§ Exercise directions: Every entry must be given again exactly. Include no pictures.
......
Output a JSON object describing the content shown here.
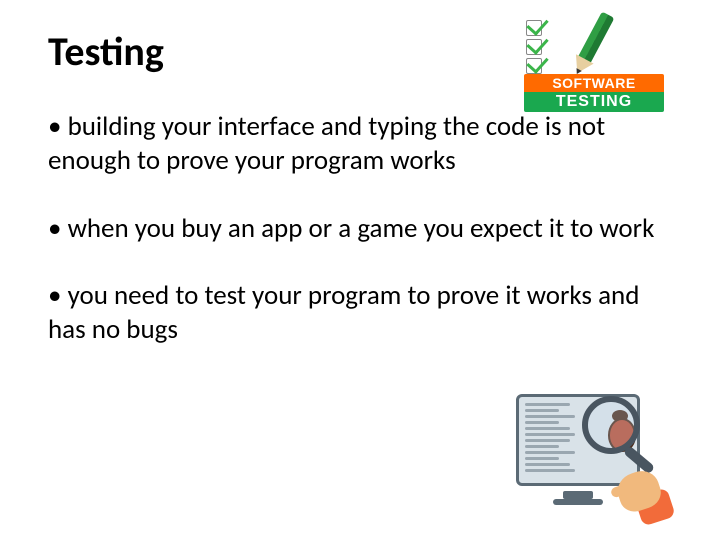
{
  "title": "Testing",
  "bullets": [
    "building your interface and typing the code is not enough to prove your program works",
    "when you buy an app or a game you expect it to work",
    "you need to test your program to prove it works and has no bugs"
  ],
  "illustration_top": {
    "label_top": "SOFTWARE",
    "label_bottom": "TESTING"
  }
}
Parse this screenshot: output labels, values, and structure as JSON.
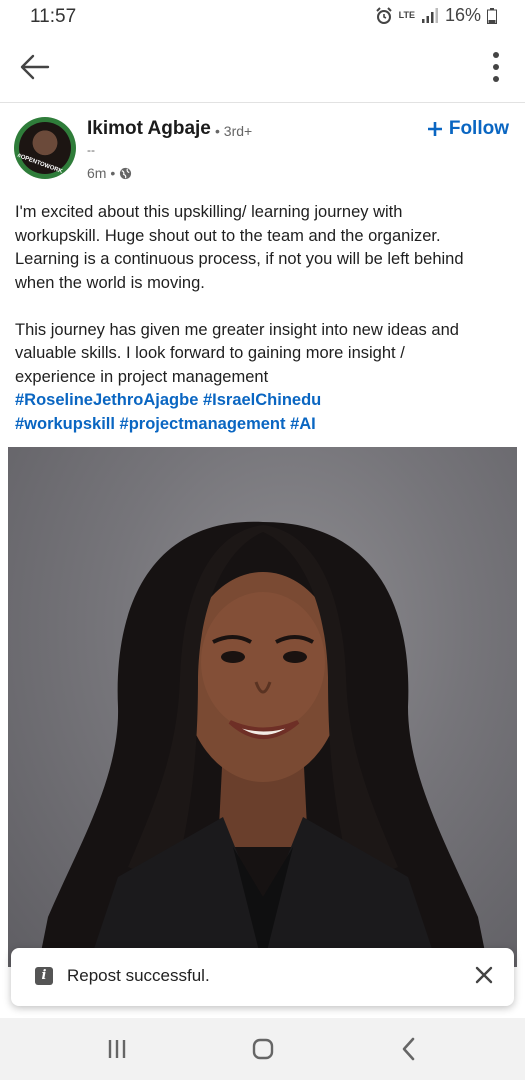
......
§ Output for this task:
Output a JSON object describing the content shown here.
{
  "title": "Testing",
  "bullets": [
    "building your interface and typing the code is not enough to prove your program works",
    "when you buy an app or a game you expect it to work",
    "you need to test your program to prove it works and has no bugs"
  ],
  "illustration_top": {
    "label_top": "SOFTWARE",
    "label_bottom": "TESTING"
  }
}
Parse this screenshot: output labels, values, and structure as JSON.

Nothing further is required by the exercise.